Thursday, 31 July 2008
Le Corbusier's Cité Radieuse (Unité d'habitation) in Marseille (1956-52) represents the architects vision for collective housing after the war.
Over the last few years the building has been rediscovered after a period of neglect. It's now very bobo and apartments are pricey. It's a collective and so apartments for sale are advertised on little cards on a notice board in the foyer or as I suspect is more often the case, are sold to friends.
The Hotel Le Corbusier is great for design and architectural nerds as it gives you the chance to stay in the original apartments. The rooms haven't been altered much and have most of the original fittings. The hotel has a restaurant with a small terrace for views of the sea and the city.
The feeling of collectivity seems to have returned to the building. The gym and kindergarden on the roof appear to be well used. There's a design book shop, small grocers and various businesses, mostly architects offices.
For those thinking of visiting Marseille or those in Paris thinking of taking the TGV down to Marseille for the weekend, this is the ideal opportunity to stay in a slice of architectural history.
Tuesday, 22 July 2008
I've had this postcard of the artist Bridget Riley for ages and it's perhaps one of my favourite photographic portraits. It was taken in 1964 by Jorge Lewinski and is part of the National Portrait Gallery's collection in London. What I really like about this portrait is the way the image has been structured. Riley is placed in the background of the image in front of one of her paintings. At first you don't notice the t-square in the foreground but it cleverly leads the eye towards the artist and gives the impression of slight reticence, despite her confident gaze. It's a very graphic image which corresponds with Riley's 'op art' paintings.
Another favourite piece of graphic design is this Japanese pamphlet for Godard's 60s film Alphaville. A film still of Anna Karina has been beautifully enhanced by the introduction of a rectangle of blue to her face. The same colour is then used to highlight text further down.
I love the simple design of both these images and they are definitely a couple of my design benchmarks.
Monday, 14 July 2008
At the moment I'm reading the catalogue from the current retrospective of the artist Cy Twombly on at Tate Modern in London. I haven't read a catalogue so thoroughly for a long time. There are lots of interesting essays amongst images from the exhibition. At the back of the catalogue there's a chronolgy which is illustrated with fabulous portraits of the artist. The exhibition itself has been beautifully curated. The rooms of paintings are organised chronologically and are interspersed with Twombly's sculptures. This is a major retrospective of the American artist, who at 85 has spent most of his career living in Italy.
Wednesday, 2 July 2008
I saw the French photographer JR's images for the first time last summer at the Arles photography festival, where his huge black and white portraits were displayed in an abandoned warehouse. His images are aimed at provoking stereotypes.
As he says.. "The photos have a lot of messages. But the main one is: 'Look at me, I exist, I'm larger than life.'"

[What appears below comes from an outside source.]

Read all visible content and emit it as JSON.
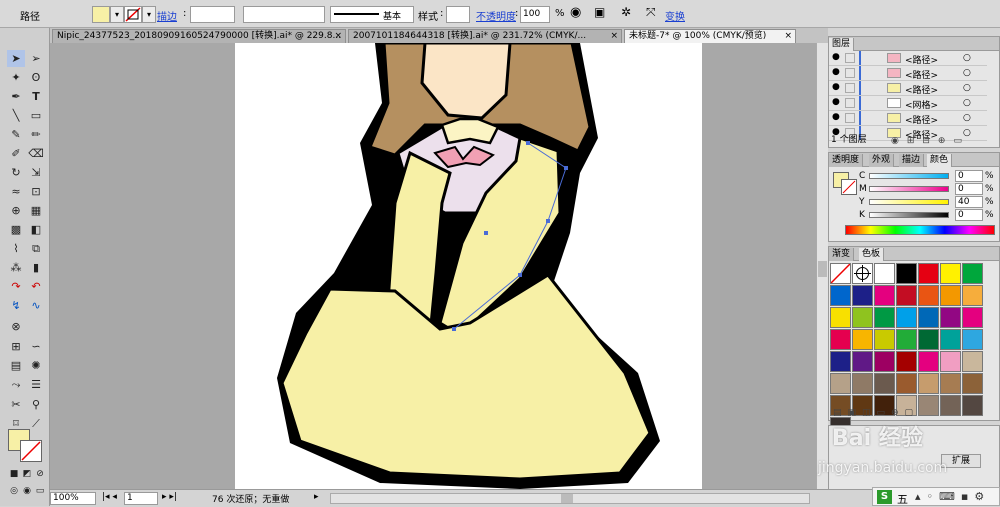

The image above is currently on the facade of Tate Modern in London as part of an exhibition of Street Art. If you're in London go and take a look before it peels completely off the building..
Check out this video of it.